Almost two thirds of women will experience back pain during their pregnancy. It often begins in the late second trimester as the weight piles on and can continue on through until birth, and sometimes even afterwards. It really isn't a surprise that women get back pain during pregnancy – weight gained during the pregnancy, changes in their centre of gravity resulting in changes in posture, muscle separation, loose joints (due to hormonal changes) and often purposeful reductions in exercise as they get bigger unfortunately leaves them an easy target for pain and general discomfort.
Types of back pain
The typical back pain associated with pregnancy is usually a dull persistent ache in the lower back. It often first manifests as stiffness in the morning, progressing to dull soreness through the day. If your pain is severe (or increasingly severe), sudden in onset and/or involves rhythmic cramping – you should seek immediate medical assistance.
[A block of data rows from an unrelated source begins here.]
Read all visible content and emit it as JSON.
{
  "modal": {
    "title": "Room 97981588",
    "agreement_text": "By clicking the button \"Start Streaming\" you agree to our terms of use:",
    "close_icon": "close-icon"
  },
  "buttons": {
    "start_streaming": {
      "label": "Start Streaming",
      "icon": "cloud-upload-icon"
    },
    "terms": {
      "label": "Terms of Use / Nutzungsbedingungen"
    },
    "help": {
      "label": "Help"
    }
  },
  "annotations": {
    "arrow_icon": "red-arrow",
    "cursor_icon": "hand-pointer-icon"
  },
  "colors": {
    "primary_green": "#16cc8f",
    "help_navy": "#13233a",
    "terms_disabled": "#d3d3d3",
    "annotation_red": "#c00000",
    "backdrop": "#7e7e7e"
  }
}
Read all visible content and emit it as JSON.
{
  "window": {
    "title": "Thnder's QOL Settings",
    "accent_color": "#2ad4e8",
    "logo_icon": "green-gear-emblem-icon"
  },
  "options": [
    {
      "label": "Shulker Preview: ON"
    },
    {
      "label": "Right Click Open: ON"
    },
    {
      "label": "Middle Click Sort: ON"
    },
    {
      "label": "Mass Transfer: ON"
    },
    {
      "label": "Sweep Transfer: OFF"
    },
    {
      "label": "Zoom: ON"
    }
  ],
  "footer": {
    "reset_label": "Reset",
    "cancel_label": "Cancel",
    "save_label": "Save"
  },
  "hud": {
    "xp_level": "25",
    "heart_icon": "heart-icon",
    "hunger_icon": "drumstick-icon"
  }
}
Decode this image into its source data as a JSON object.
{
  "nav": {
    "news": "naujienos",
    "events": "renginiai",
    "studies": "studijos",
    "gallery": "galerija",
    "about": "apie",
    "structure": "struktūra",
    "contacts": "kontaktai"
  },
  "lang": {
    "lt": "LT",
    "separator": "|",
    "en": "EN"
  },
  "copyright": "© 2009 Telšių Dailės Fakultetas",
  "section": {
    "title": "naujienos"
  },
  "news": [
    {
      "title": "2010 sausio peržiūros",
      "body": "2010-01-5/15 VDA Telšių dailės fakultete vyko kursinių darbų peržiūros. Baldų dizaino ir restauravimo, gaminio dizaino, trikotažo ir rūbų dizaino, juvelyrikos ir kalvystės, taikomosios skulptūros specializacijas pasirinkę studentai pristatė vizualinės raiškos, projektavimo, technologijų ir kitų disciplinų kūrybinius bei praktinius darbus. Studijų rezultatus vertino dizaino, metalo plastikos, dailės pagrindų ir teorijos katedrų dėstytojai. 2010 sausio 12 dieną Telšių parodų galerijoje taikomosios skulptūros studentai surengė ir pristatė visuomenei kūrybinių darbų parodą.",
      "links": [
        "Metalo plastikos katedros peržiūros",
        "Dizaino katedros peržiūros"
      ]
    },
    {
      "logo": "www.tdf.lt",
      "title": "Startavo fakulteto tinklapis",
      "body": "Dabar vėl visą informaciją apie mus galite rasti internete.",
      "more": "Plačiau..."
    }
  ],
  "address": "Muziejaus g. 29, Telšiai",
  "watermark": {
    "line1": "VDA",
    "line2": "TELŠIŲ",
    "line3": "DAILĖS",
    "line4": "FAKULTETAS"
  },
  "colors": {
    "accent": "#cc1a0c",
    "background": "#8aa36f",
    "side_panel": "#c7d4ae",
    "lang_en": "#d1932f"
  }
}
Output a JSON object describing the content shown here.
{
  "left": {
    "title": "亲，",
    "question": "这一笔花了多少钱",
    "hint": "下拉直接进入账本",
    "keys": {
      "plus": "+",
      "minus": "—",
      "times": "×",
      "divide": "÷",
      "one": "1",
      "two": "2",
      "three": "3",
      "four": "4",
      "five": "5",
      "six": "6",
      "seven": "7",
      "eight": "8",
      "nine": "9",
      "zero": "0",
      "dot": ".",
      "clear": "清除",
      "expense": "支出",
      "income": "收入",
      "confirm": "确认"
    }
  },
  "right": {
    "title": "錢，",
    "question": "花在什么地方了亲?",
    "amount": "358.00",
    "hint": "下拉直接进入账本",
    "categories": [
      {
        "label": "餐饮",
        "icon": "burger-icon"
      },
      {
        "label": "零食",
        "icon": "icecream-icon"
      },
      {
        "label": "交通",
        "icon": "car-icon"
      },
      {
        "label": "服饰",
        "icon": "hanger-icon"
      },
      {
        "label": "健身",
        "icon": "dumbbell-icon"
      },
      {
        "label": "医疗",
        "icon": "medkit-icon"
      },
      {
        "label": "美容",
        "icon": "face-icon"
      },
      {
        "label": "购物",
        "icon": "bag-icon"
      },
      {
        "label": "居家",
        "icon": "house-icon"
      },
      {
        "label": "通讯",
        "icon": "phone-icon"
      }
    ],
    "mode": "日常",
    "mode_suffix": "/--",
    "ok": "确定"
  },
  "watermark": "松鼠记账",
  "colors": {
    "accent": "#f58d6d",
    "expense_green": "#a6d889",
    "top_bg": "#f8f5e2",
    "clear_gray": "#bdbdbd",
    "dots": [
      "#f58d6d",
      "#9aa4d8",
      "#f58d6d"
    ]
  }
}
There are quite a few different techniques to prevent back pain associated with pregnancy, many of which are discussed in detail below.
Exercise regularly to strengthen your back and abdomen
For both your health and the baby's health it is important that you remain active through your pregnancy. Not only does it help to reduce stress (see below), it also helps to prevent excessive weight gain, keeps your heart healthy, helps prevent gestational diabetes, and last but certainly not least it helps strengthen muscles and increase flexibility – both helpful for a (relatively) comfortable birth.
There are many different exercises you can take part in through your pregnancy, including: walking, swimming, stationary cycling and light to medium weight lifting. Check with your doctor if there are any particular exercises you should or shouldn't be doing during your pregnancy, as every pregnancy is different.
Maintain good posture
Good posture is important in all periods of life to avoid injury and nagging pains. During pregnancy it is really important you work to maintain a good body posture, especially as you get larger. Bend your knees rather than your back when picking up items (including children) or putting them down – and don’t lift heavy weights! Check this page out for more information on how to lift properly during pregnancy.
When standing, keep your chest up, shoulders back and relaxed, and make sure to use a comfortable wide stance (rather than keeping your feet together) for best support. Take regular breaks from standing, choosing seats and chairs that support your back. If none are available, then use a small pillow or back support to ease back tension when sitting.
Wear comfortable gear
We all know that high heels are bad for your posture and back at the best of times – they're much worse during pregnancy, so do yourself a favour and stick to flat comfortable footwear. When shopping for footwear aim to pick shoes that provide your feet support. To check your chosen shoe has adequate support, use your hands to try to bend one in half or twist it (when you’re not wearing them!) – If the sole of the foot allows you to do this, move on to find something else.
Some women find comfort from using back support belts to provide extra support. We suggest you borrow one from a friend to give it a trial before parting with any money, as many women find them uncomfortable.
Relaxation and meditation
Stressful periods during your pregnancy can bring on pain in weak spots in your body, including your pelvis. Taking time out from each day to put your feet up, relax and/or meditate will help to reduce your chances of back pain as well as the severity of any pain you do experience. Some women find that yoga designed specifically for pregnancy helps to reduce stress and removes dull aches; whereas other women find that simply taking the time to meditate in their home is enough.
Importantly there is research to indicate that highly stressed women are at a greater risk of pregnancy complications including early births and low birth weight, and may potentially be putting their child at increased risk of developing depression and irritability – yet more reasons to find ways to relax.
If you are under a lot of stress or undergoing a highly emotional period in your life (more so than that caused by having a baby), seek professional help from a counsellor or a psychologist.